> [EXERCISE OBJECTIVE]:
Whatever the records say, set them down exactly.

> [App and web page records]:
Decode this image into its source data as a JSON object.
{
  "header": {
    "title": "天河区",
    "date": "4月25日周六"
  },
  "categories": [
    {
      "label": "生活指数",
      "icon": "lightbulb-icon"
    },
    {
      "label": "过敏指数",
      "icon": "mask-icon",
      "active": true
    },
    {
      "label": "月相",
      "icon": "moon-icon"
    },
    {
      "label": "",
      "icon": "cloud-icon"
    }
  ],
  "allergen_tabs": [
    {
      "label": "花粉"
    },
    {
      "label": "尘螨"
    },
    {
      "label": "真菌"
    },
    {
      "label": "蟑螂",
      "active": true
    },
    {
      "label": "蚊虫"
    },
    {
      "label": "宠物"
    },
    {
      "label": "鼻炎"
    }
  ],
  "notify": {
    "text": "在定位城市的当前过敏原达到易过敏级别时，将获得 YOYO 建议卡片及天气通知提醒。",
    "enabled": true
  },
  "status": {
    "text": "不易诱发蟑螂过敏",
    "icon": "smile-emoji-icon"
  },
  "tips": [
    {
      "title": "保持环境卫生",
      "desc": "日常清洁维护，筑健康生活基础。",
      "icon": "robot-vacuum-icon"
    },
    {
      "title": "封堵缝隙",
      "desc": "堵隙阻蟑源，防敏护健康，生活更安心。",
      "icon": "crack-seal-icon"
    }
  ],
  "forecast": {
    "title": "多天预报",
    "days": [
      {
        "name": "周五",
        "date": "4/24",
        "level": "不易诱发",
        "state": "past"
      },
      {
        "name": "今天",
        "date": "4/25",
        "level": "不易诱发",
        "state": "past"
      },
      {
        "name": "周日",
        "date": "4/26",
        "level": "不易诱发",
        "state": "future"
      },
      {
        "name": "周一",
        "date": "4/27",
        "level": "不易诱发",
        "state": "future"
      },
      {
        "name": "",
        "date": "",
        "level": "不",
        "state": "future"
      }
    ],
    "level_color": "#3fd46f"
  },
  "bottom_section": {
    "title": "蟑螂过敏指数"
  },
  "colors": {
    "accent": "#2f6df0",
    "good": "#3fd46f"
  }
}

> [REPLY]:
Decode this image into its source data as a JSON object.
{
  "header": {
    "title": "天河区",
    "date": "4月25日周六"
  },
  "categories": [
    {
      "label": "生活指数",
      "icon": "lightbulb-icon"
    },
    {
      "label": "过敏指数",
      "icon": "mask-icon",
      "active": true
    },
    {
      "label": "月相",
      "icon": "moon-icon"
    },
    {
      "label": "",
      "icon": "cloud-icon"
    }
  ],
  "allergen_tabs": [
    {
      "label": "花粉"
    },
    {
      "label": "尘螨"
    },
    {
      "label": "真菌"
    },
    {
      "label": "蟑螂",
      "active": true
    },
    {
      "label": "蚊虫"
    },
    {
      "label": "宠物"
    },
    {
      "label": "鼻炎"
    }
  ],
  "notify": {
    "text": "在定位城市的当前过敏原达到易过敏级别时，将获得 YOYO 建议卡片及天气通知提醒。",
    "enabled": true
  },
  "status": {
    "text": "不易诱发蟑螂过敏",
    "icon": "smile-emoji-icon"
  },
  "tips": [
    {
      "title": "保持环境卫生",
      "desc": "日常清洁维护，筑健康生活基础。",
      "icon": "robot-vacuum-icon"
    },
    {
      "title": "封堵缝隙",
      "desc": "堵隙阻蟑源，防敏护健康，生活更安心。",
      "icon": "crack-seal-icon"
    }
  ],
  "forecast": {
    "title": "多天预报",
    "days": [
      {
        "name": "周五",
        "date": "4/24",
        "level": "不易诱发",
        "state": "past"
      },
      {
        "name": "今天",
        "date": "4/25",
        "level": "不易诱发",
        "state": "past"
      },
      {
        "name": "周日",
        "date": "4/26",
        "level": "不易诱发",
        "state": "future"
      },
      {
        "name": "周一",
        "date": "4/27",
        "level": "不易诱发",
        "state": "future"
      },
      {
        "name": "",
        "date": "",
        "level": "不",
        "state": "future"
      }
    ],
    "level_color": "#3fd46f"
  },
  "bottom_section": {
    "title": "蟑螂过敏指数"
  },
  "colors": {
    "accent": "#2f6df0",
    "good": "#3fd46f"
  }
}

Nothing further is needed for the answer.